§ Data excerpts:
● ● ● ● ● ● ●

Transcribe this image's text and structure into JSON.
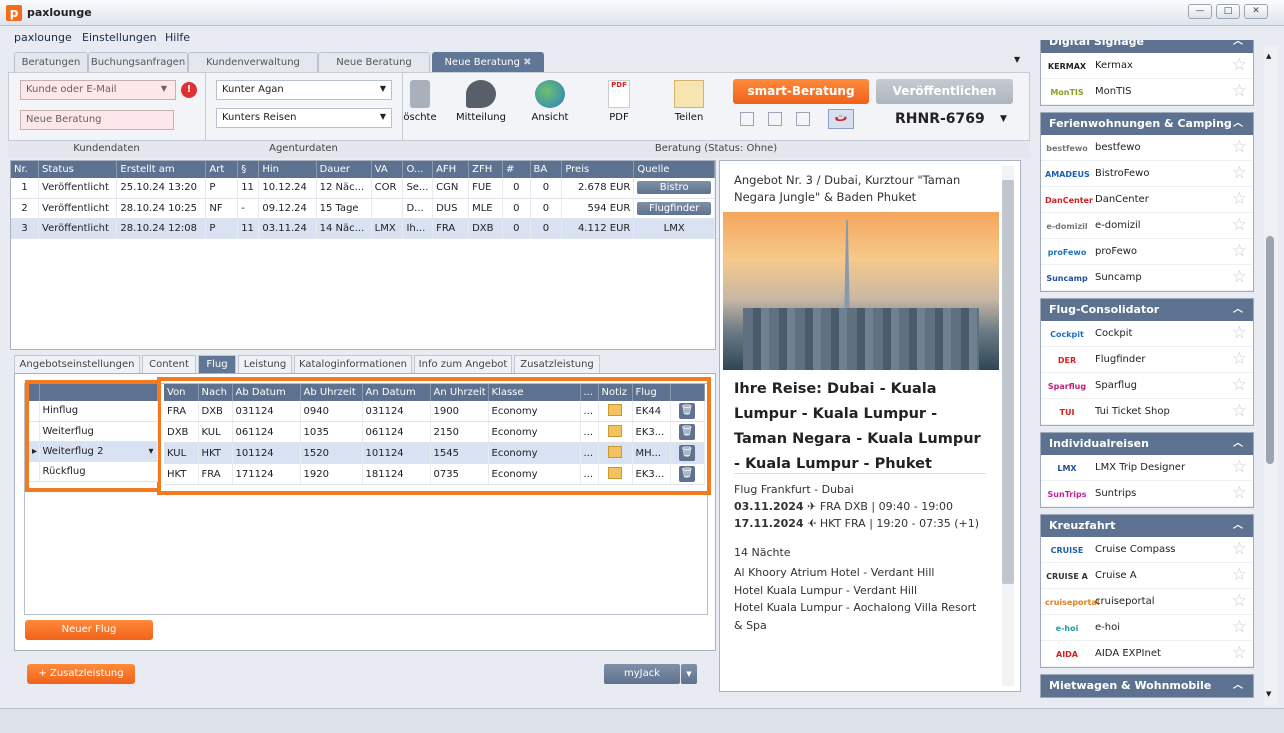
{
  "app": {
    "title": "paxlounge",
    "logo": "p"
  },
  "menu": [
    "paxlounge",
    "Einstellungen",
    "Hilfe"
  ],
  "tabs": [
    "Beratungen",
    "Buchungsanfragen",
    "Kundenverwaltung",
    "Neue Beratung",
    "Neue Beratung"
  ],
  "kundendaten": {
    "customer_placeholder": "Kunde oder E-Mail",
    "consultation": "Neue Beratung",
    "label": "Kundendaten"
  },
  "agenturdaten": {
    "agent": "Kunter Agan",
    "agency": "Kunters Reisen",
    "label": "Agenturdaten"
  },
  "tools": {
    "loeschen": "öschte",
    "mitteilung": "Mitteilung",
    "ansicht": "Ansicht",
    "pdf": "PDF",
    "teilen": "Teilen",
    "pdf_badge": "PDF"
  },
  "beratung": {
    "smart_button": "smart-Beratung",
    "publish_button": "Veröffentlichen",
    "rhnr": "RHNR-6769",
    "status": "Beratung (Status: Ohne)"
  },
  "offers": {
    "headers": [
      "Nr.",
      "Status",
      "Erstellt am",
      "Art",
      "§",
      "Hin",
      "Dauer",
      "VA",
      "O...",
      "AFH",
      "ZFH",
      "#",
      "BA",
      "Preis",
      "Quelle"
    ],
    "rows": [
      [
        "1",
        "Veröffentlicht",
        "25.10.24 13:20",
        "P",
        "11",
        "10.12.24",
        "12 Näc...",
        "COR",
        "Se...",
        "CGN",
        "FUE",
        "0",
        "0",
        "2.678 EUR",
        "Bistro"
      ],
      [
        "2",
        "Veröffentlicht",
        "28.10.24 10:25",
        "NF",
        "-",
        "09.12.24",
        "15 Tage",
        "",
        "D...",
        "DUS",
        "MLE",
        "0",
        "0",
        "594 EUR",
        "Flugfinder"
      ],
      [
        "3",
        "Veröffentlicht",
        "28.10.24 12:08",
        "P",
        "11",
        "03.11.24",
        "14 Näc...",
        "LMX",
        "Ih...",
        "FRA",
        "DXB",
        "0",
        "0",
        "4.112 EUR",
        "LMX"
      ]
    ]
  },
  "subtabs": [
    "Angebotseinstellungen",
    "Content",
    "Flug",
    "Leistung",
    "Kataloginformationen",
    "Info zum Angebot",
    "Zusatzleistung"
  ],
  "flights": {
    "headers": [
      "Von",
      "Nach",
      "Ab Datum",
      "Ab Uhrzeit",
      "An Datum",
      "An Uhrzeit",
      "Klasse",
      "...",
      "Notiz",
      "Flug"
    ],
    "legs": [
      "Hinflug",
      "Weiterflug",
      "Weiterflug 2",
      "Rückflug"
    ],
    "rows": [
      [
        "FRA",
        "DXB",
        "031124",
        "0940",
        "031124",
        "1900",
        "Economy",
        "...",
        "",
        "EK44"
      ],
      [
        "DXB",
        "KUL",
        "061124",
        "1035",
        "061124",
        "2150",
        "Economy",
        "...",
        "",
        "EK3..."
      ],
      [
        "KUL",
        "HKT",
        "101124",
        "1520",
        "101124",
        "1545",
        "Economy",
        "...",
        "",
        "MH..."
      ],
      [
        "HKT",
        "FRA",
        "171124",
        "1920",
        "181124",
        "0735",
        "Economy",
        "...",
        "",
        "EK3..."
      ]
    ],
    "new_flight": "Neuer Flug",
    "zusatz": "+ Zusatzleistung",
    "myjack": "myJack"
  },
  "preview": {
    "offer": "Angebot Nr. 3 / Dubai, Kurztour \"Taman Negara Jungle\" & Baden Phuket",
    "headline": "Ihre Reise: Dubai - Kuala Lumpur - Kuala Lumpur - Taman Negara - Kuala Lumpur - Kuala Lumpur - Phuket",
    "flight_label": "Flug Frankfurt - Dubai",
    "out_date": "03.11.2024",
    "out_route": "FRA DXB | 09:40 - 19:00",
    "ret_date": "17.11.2024",
    "ret_route": "HKT FRA | 19:20 - 07:35 (+1)",
    "nights": "14 Nächte",
    "hotels": [
      "Al Khoory Atrium Hotel - Verdant Hill",
      "Hotel Kuala Lumpur - Verdant Hill",
      "Hotel Kuala Lumpur - Aochalong Villa Resort & Spa"
    ]
  },
  "sidebar": [
    {
      "title": "Digital Signage",
      "items": [
        {
          "logo": "KERMAX",
          "name": "Kermax",
          "color": "#222"
        },
        {
          "logo": "MonTIS",
          "name": "MonTIS",
          "color": "#8aa020"
        }
      ]
    },
    {
      "title": "Ferienwohnungen & Camping",
      "items": [
        {
          "logo": "bestfewo",
          "name": "bestfewo",
          "color": "#777"
        },
        {
          "logo": "AMADEUS",
          "name": "BistroFewo",
          "color": "#1a5fb4"
        },
        {
          "logo": "DanCenter",
          "name": "DanCenter",
          "color": "#d02020"
        },
        {
          "logo": "e-domizil",
          "name": "e-domizil",
          "color": "#777"
        },
        {
          "logo": "proFewo",
          "name": "proFewo",
          "color": "#1a70c0"
        },
        {
          "logo": "Suncamp",
          "name": "Suncamp",
          "color": "#2050a0"
        }
      ]
    },
    {
      "title": "Flug-Consolidator",
      "items": [
        {
          "logo": "Cockpit",
          "name": "Cockpit",
          "color": "#1a70c0"
        },
        {
          "logo": "DER",
          "name": "Flugfinder",
          "color": "#d02020"
        },
        {
          "logo": "Sparflug",
          "name": "Sparflug",
          "color": "#c0207a"
        },
        {
          "logo": "TUI",
          "name": "Tui Ticket Shop",
          "color": "#d02020"
        }
      ]
    },
    {
      "title": "Individualreisen",
      "items": [
        {
          "logo": "LMX",
          "name": "LMX Trip Designer",
          "color": "#1a50a0"
        },
        {
          "logo": "SunTrips",
          "name": "Suntrips",
          "color": "#c020a0"
        }
      ]
    },
    {
      "title": "Kreuzfahrt",
      "items": [
        {
          "logo": "CRUISE",
          "name": "Cruise Compass",
          "color": "#2060a0"
        },
        {
          "logo": "CRUISE A",
          "name": "Cruise A",
          "color": "#333"
        },
        {
          "logo": "cruiseportal",
          "name": "cruiseportal",
          "color": "#e08020"
        },
        {
          "logo": "e-hoi",
          "name": "e-hoi",
          "color": "#20a0a0"
        },
        {
          "logo": "AIDA",
          "name": "AIDA EXPInet",
          "color": "#d02020"
        }
      ]
    },
    {
      "title": "Mietwagen & Wohnmobile",
      "items": []
    }
  ]
}
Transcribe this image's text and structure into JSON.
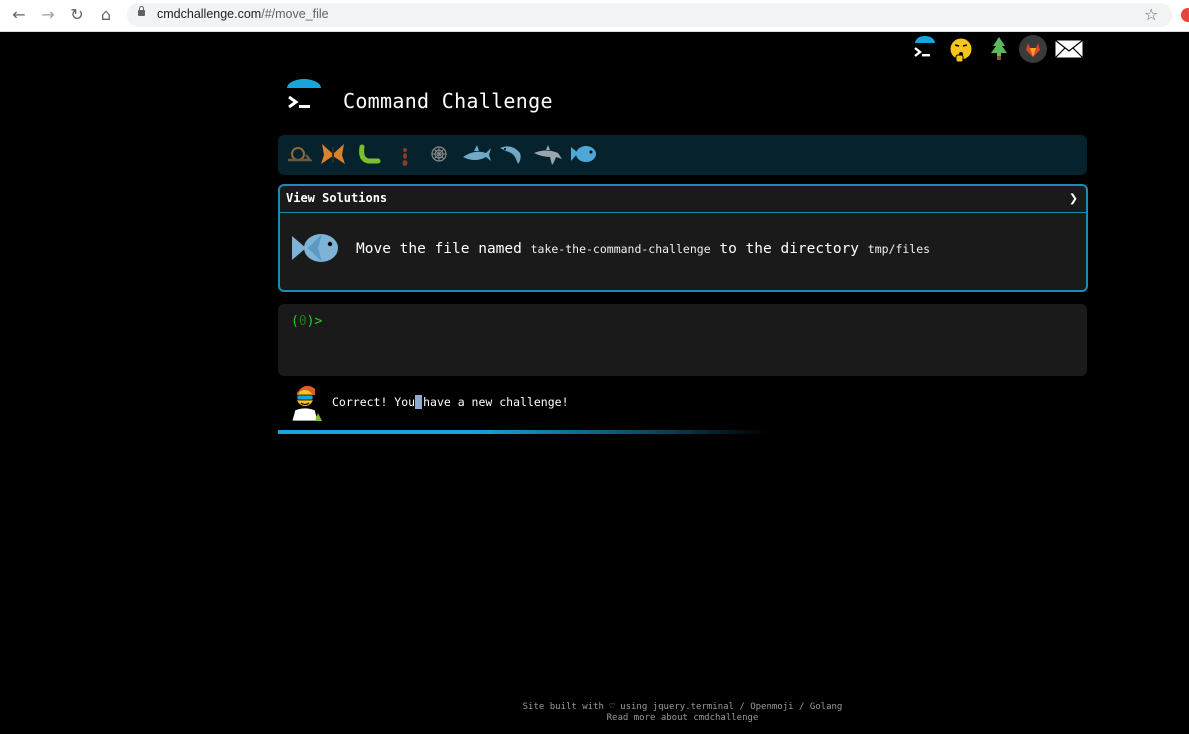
{
  "browser": {
    "back_icon": "arrow-left-icon",
    "forward_icon": "arrow-right-icon",
    "reload_icon": "reload-icon",
    "home_icon": "home-icon",
    "url_host": "cmdchallenge.com",
    "url_path": "/#/move_file",
    "bookmark_icon": "star-icon"
  },
  "header": {
    "title": "Command Challenge"
  },
  "top_icons": [
    "terminal-logo-icon",
    "secret-face-icon",
    "tree-icon",
    "gitlab-icon",
    "mail-icon"
  ],
  "badges": [
    "snail",
    "butterfly",
    "caterpillar",
    "ant",
    "spider-web",
    "shark",
    "dolphin",
    "dolphin-2",
    "fish"
  ],
  "challenge": {
    "view_solutions_label": "View Solutions",
    "chevron": "❯",
    "text_before": "Move the file named ",
    "file_name": "take-the-command-challenge",
    "text_middle": " to the directory ",
    "dir_name": "tmp/files"
  },
  "terminal": {
    "prompt_open": "(",
    "prompt_num": "0",
    "prompt_close": ")>"
  },
  "status": {
    "text_before": "Correct! You",
    "text_after": "have a new challenge!",
    "progress_fraction": 0.4
  },
  "footer": {
    "line1": "Site built with ♡ using jquery.terminal / Openmoji / Golang",
    "line2": "Read more about cmdchallenge"
  },
  "colors": {
    "accent": "#1e8ab1",
    "prompt_green": "#2ecc1f",
    "badge_bar": "#06222c"
  }
}
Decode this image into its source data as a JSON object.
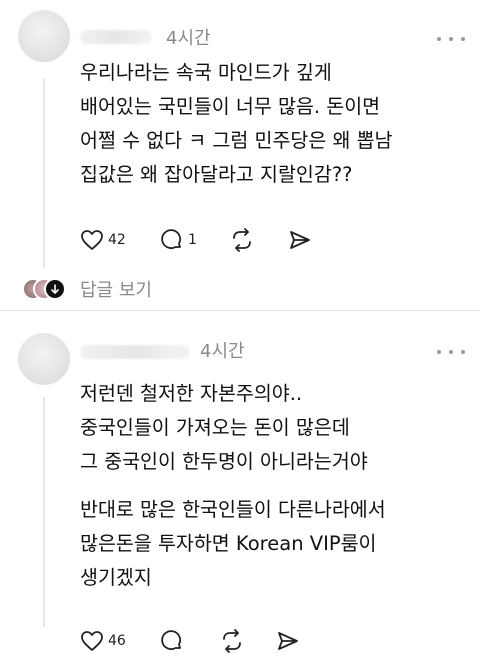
{
  "posts": [
    {
      "time": "4시간",
      "lines": [
        "우리나라는 속국 마인드가 깊게",
        "배어있는 국민들이 너무 많음. 돈이면",
        "어쩔 수 없다 ㅋ 그럼 민주당은 왜 뽑남",
        "집값은 왜 잡아달라고 지랄인감??"
      ],
      "likes": "42",
      "comments": "1",
      "replies_label": "답글 보기"
    },
    {
      "time": "4시간",
      "lines": [
        "저런덴 철저한 자본주의야..",
        "중국인들이 가져오는 돈이 많은데",
        "그 중국인이 한두명이 아니라는거야",
        "",
        "반대로 많은 한국인들이 다른나라에서",
        "많은돈을 투자하면  Korean VIP룸이",
        "생기겠지"
      ],
      "likes": "46"
    }
  ],
  "icons": {
    "like": "heart-icon",
    "comment": "comment-icon",
    "repost": "repost-icon",
    "share": "share-icon",
    "more": "more-icon"
  },
  "colors": {
    "muted": "#8a8a8a",
    "text": "#111111",
    "divider": "#e4e4e4"
  }
}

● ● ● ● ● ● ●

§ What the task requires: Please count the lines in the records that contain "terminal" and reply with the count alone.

§ Output for this task: 3